» **Data supplied**
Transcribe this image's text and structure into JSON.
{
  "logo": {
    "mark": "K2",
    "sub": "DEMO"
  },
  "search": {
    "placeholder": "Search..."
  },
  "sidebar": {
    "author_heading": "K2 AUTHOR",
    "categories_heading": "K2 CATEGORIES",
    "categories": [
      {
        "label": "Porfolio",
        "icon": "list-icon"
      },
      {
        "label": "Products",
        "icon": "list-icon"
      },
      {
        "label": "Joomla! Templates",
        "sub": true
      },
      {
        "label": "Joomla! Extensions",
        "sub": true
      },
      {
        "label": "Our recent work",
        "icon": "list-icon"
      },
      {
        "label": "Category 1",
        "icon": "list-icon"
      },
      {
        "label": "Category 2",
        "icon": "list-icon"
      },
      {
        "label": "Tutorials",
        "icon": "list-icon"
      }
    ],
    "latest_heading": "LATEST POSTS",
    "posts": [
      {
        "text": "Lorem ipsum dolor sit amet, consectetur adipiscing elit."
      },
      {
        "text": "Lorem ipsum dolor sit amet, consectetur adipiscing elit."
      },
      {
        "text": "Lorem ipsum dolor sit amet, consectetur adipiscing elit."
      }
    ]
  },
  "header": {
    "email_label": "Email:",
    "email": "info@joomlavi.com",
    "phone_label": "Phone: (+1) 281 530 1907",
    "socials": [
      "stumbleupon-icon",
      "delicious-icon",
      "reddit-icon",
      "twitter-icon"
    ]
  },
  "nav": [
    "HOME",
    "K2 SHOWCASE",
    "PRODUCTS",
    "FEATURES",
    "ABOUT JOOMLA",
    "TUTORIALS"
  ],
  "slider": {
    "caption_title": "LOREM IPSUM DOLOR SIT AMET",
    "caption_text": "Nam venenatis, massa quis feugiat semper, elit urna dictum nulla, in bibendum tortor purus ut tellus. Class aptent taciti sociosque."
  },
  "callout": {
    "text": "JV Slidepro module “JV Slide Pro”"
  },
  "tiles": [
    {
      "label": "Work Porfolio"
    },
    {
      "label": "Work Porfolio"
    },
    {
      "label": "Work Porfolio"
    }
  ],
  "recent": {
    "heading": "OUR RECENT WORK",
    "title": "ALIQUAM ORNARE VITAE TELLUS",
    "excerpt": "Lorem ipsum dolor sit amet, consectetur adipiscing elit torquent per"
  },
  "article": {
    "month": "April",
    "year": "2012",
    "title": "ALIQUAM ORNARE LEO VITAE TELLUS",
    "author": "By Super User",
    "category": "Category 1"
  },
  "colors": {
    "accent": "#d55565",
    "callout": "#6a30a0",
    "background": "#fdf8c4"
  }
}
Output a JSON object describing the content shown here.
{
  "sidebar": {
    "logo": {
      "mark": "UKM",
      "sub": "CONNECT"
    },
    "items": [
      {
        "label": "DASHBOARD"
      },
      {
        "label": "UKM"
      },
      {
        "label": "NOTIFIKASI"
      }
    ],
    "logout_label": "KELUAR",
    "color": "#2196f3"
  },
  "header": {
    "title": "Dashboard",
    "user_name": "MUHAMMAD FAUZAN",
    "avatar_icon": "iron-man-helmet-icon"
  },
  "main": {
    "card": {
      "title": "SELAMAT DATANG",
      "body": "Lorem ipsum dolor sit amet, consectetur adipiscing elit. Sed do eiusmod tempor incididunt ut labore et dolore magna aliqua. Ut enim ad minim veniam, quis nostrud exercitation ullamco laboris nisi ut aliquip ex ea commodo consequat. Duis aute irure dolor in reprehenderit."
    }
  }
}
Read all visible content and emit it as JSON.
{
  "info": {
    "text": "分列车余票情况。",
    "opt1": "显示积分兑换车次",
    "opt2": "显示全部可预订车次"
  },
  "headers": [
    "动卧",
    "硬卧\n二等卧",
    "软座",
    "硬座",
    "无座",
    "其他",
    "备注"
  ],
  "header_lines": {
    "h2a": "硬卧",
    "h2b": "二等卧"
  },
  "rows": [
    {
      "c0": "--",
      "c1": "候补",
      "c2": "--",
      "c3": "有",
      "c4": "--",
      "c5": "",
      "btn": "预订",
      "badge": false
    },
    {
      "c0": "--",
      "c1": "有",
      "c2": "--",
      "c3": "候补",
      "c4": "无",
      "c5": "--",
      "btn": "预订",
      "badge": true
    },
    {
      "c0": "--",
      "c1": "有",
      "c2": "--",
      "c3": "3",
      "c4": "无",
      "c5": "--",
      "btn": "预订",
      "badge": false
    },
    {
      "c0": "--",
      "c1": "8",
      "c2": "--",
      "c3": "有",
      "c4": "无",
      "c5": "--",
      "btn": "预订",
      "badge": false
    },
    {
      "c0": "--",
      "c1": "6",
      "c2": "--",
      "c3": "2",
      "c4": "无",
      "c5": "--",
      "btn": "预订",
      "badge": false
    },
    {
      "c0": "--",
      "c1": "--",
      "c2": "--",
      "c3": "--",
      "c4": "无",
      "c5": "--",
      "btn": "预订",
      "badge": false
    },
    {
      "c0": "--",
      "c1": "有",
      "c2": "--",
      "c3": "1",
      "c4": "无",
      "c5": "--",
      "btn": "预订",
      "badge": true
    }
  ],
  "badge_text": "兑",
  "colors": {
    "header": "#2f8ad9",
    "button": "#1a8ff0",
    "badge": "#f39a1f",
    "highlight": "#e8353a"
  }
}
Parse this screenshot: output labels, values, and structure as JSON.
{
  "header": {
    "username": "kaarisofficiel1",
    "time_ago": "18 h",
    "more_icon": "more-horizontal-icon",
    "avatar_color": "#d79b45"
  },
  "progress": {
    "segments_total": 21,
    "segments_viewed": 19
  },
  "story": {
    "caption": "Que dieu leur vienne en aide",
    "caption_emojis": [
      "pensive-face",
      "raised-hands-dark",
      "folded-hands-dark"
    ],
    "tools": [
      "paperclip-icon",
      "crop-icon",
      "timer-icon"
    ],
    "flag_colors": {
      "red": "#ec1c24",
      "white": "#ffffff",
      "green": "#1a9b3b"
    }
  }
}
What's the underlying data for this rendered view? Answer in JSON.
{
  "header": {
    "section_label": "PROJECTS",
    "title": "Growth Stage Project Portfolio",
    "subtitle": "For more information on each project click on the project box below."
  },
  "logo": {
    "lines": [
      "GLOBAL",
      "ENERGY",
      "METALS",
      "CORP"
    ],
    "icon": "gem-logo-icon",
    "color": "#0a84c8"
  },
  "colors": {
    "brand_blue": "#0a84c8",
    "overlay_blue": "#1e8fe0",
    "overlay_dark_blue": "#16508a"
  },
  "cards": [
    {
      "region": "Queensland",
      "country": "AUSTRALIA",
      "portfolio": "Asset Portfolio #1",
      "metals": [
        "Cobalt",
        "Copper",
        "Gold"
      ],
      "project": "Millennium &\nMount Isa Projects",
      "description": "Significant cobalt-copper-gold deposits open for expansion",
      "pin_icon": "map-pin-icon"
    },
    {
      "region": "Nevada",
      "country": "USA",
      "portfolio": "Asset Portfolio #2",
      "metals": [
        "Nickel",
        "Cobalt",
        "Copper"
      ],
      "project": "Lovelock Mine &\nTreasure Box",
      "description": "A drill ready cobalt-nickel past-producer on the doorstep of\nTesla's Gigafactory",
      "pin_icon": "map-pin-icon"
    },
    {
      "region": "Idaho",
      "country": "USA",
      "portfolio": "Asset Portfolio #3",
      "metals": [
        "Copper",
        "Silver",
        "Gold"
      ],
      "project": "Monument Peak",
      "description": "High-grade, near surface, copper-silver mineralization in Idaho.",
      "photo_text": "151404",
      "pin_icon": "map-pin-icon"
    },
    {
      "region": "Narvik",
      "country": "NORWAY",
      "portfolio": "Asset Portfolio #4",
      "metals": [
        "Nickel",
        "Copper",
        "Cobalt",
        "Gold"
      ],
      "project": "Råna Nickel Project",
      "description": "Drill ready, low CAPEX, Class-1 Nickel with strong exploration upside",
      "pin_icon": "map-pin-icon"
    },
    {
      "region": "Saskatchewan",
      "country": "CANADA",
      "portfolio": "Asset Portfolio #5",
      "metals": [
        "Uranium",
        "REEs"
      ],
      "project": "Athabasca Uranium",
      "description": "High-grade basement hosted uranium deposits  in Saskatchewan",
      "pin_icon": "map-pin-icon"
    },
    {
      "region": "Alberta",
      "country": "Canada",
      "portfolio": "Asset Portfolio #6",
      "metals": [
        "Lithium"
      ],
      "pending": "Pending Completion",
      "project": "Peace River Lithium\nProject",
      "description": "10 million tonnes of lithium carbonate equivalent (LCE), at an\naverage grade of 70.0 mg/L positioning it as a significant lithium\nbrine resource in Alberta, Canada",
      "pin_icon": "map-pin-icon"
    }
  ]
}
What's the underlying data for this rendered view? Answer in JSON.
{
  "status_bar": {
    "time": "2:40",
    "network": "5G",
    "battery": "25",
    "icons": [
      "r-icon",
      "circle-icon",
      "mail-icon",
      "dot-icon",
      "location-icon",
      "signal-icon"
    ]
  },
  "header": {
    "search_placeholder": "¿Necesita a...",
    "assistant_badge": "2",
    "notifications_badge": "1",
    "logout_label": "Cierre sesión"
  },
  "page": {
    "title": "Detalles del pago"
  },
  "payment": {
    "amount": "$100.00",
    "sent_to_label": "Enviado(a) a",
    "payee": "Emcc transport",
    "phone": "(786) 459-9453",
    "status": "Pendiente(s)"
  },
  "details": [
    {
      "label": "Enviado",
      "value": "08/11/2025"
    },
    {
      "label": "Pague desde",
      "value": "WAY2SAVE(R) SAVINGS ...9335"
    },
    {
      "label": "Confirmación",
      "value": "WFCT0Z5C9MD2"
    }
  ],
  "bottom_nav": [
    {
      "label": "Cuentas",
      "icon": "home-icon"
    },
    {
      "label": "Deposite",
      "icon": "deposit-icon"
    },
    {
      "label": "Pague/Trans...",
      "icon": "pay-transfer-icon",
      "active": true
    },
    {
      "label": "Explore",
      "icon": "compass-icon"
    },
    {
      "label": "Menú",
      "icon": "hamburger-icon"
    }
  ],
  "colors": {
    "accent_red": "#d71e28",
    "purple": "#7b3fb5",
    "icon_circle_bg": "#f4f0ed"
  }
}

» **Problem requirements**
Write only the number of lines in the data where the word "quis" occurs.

» **Task answer**
2